Playing at Cinematheque until Feb. 5
There’s merit in the idea of a genre exercise. There’s nothing inherently wrong with making a romantic comedy that doesn’t aim to subvert, break new ground or be anything more than a great entry in the rom-com genre. Unfortunately, Lovesick doesn’t quite achieve those modest goals.
Shot and set in Winnipeg, the film stars Jacob Tierney as a dejected artist obsessed with his now-engaged ex-girlfriend (Jessica Paré). He struggles to get over her, meeting a new flame along the way (Ali Tataryn).
The trope of the self-pitying man-child as rom-com protagonist is nothing new, but it’s especially poorly served here. Whether intentional or not, the unlikeability and downright creepiness of Tierney’s Dash is a huge problem. His rival – the ex’s new fiancé (Jay Baruchel) – is not only more charming, but more interesting.

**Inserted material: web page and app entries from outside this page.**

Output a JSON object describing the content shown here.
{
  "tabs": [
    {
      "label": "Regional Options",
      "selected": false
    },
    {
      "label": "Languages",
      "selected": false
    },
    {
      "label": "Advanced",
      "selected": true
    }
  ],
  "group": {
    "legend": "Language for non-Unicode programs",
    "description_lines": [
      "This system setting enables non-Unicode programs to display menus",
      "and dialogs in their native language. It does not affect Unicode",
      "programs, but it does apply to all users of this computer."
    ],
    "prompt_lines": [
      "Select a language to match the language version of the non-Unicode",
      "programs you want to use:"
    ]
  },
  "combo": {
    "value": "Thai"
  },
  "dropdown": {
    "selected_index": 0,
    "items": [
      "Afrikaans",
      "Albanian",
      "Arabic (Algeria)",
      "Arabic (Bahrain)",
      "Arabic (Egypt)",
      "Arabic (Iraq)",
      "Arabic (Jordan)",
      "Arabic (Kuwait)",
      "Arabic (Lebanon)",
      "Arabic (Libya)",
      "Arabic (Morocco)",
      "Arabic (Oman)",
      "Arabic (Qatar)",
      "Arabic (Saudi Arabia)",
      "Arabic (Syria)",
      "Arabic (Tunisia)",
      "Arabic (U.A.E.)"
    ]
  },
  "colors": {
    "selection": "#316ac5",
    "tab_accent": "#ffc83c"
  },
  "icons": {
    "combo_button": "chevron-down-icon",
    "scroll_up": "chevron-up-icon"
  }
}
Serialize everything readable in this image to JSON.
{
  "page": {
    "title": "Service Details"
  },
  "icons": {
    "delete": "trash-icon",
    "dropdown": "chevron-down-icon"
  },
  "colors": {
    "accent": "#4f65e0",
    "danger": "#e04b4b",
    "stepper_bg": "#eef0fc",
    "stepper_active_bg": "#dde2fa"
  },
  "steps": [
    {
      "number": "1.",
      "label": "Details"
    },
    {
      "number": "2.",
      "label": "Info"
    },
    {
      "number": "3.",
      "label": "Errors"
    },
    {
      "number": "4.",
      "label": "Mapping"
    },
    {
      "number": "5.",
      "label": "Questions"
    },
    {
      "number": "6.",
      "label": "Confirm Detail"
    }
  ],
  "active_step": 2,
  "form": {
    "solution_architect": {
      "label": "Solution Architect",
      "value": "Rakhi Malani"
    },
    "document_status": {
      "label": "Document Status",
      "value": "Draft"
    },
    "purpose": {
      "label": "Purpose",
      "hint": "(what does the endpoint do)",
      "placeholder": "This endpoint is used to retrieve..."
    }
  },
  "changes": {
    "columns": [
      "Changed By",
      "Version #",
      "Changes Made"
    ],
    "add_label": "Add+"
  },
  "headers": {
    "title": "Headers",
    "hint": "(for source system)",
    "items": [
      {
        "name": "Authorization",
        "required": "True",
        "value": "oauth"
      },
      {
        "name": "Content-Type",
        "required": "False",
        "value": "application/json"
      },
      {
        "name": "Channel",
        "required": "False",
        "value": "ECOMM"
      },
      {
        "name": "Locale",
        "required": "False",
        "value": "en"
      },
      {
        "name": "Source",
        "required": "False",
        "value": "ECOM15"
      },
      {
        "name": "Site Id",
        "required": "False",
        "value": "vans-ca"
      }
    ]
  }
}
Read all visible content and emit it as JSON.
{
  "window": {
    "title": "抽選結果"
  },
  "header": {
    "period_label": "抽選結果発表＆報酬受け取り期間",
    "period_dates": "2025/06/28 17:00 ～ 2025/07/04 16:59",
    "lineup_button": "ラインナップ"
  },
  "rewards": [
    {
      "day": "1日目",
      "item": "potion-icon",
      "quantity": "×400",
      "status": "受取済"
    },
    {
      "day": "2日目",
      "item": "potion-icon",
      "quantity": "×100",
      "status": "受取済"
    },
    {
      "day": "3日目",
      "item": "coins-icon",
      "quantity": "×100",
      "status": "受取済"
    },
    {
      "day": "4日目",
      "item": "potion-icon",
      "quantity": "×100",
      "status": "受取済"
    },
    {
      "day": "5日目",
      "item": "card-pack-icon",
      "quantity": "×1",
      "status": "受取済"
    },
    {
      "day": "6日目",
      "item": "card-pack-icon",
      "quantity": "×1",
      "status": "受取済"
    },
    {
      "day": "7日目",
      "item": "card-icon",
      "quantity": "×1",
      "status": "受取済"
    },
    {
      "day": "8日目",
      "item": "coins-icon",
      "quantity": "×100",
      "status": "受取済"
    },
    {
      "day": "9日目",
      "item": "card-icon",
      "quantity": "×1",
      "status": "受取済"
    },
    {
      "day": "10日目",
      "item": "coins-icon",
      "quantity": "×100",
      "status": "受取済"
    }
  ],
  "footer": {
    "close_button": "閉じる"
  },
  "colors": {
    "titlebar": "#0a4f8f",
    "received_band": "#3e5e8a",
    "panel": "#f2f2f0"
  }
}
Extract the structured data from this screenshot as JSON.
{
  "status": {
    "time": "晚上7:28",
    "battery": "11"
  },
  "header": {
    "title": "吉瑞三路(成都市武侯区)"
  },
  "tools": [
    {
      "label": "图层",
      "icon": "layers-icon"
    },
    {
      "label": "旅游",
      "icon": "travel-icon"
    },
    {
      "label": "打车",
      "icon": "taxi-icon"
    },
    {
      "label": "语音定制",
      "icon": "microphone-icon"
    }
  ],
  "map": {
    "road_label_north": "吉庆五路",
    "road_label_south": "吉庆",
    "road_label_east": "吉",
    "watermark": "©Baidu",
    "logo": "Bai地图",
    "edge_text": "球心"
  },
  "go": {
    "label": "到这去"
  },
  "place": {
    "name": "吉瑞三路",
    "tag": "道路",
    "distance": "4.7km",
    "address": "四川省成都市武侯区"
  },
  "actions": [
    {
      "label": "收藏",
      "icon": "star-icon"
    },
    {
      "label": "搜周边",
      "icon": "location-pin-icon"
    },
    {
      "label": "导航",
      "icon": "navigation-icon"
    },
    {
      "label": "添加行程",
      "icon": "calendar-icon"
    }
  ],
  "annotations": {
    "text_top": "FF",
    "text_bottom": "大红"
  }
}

Fortunately, the picture is rounded out with an excellent supporting cast. Ross McMillan as Dash’s therapist and Adam Brooks as his misguided best friend do exceptional jobs filling standard rom-com archetypes.
Writer-director Tyson Caron has an eye for location, shooting and framing his spaces with unobtrusive but undeniable style. Most of the time, he gets the look and feel of Winnipeg right. However, he’s at his best when capturing the atmosphere of neighbourhoods, sidewalks and alleys more than when he’s running through the tourist brochure checklist.
Lovesick’s greatest strength is the excellent soundtrack, with a musical score and original songs by Royal Canoe’s Matthew Schellenberg. The film always sounds fresh and alive, pulsing with thoughtful and infectious music.